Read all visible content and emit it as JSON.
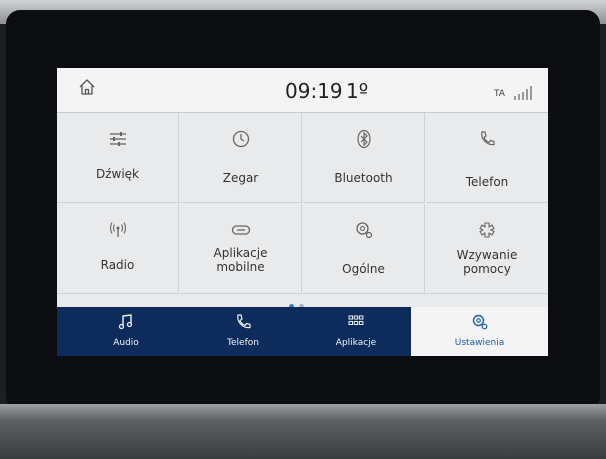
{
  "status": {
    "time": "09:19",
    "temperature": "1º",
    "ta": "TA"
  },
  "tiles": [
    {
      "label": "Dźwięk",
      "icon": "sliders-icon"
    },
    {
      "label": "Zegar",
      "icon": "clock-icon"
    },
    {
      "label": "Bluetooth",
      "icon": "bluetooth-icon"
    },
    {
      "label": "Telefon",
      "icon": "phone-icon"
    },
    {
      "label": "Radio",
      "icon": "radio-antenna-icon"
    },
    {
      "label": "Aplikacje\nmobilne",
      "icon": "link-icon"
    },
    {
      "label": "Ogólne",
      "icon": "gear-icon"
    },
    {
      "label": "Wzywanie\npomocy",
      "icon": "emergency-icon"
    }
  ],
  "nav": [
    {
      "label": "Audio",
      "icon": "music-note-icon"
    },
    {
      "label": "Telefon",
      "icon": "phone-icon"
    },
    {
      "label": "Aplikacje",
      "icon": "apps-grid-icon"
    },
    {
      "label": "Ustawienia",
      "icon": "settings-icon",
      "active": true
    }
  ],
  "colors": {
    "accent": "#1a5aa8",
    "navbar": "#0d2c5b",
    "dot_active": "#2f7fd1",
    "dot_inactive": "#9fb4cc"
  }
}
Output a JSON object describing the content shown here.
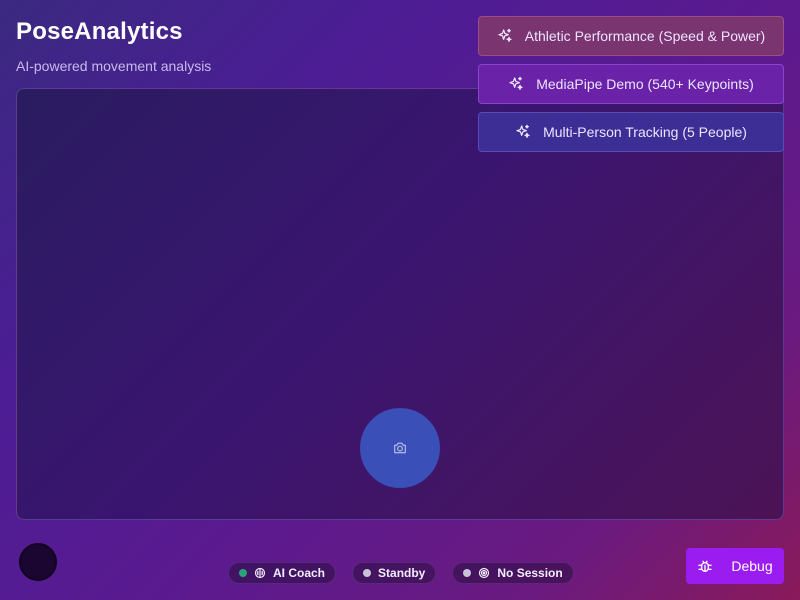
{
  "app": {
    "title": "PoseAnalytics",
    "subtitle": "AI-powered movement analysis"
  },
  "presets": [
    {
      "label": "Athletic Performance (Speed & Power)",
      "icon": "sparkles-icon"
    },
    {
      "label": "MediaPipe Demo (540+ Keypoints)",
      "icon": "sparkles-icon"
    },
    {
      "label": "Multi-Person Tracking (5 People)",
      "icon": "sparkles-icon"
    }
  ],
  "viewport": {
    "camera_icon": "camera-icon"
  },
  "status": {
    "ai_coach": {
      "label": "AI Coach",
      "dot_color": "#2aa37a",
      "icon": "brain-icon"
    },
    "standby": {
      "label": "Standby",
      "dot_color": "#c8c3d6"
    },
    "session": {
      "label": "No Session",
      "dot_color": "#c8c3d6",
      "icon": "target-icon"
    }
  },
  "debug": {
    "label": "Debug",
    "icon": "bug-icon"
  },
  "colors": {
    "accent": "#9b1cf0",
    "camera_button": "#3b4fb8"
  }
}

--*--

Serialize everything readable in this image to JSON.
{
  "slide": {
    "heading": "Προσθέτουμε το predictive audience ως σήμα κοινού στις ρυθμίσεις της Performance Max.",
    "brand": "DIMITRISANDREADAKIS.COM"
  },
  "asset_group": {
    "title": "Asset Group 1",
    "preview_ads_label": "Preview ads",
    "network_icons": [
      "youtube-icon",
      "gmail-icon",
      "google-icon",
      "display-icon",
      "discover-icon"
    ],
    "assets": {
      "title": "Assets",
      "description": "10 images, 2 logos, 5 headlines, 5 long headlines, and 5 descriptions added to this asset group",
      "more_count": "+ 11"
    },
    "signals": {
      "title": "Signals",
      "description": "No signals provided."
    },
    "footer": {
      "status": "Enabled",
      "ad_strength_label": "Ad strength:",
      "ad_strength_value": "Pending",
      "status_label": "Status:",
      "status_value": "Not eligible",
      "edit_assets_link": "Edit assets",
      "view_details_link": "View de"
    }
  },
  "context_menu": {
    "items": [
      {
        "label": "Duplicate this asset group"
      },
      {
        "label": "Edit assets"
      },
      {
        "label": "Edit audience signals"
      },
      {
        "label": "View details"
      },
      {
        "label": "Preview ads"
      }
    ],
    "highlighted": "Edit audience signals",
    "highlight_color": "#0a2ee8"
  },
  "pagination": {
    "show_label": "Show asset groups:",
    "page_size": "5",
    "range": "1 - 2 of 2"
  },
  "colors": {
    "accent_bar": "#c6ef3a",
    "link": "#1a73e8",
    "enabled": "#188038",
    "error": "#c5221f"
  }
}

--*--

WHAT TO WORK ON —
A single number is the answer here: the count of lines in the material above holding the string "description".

RESPONSE TO THE TASK —
2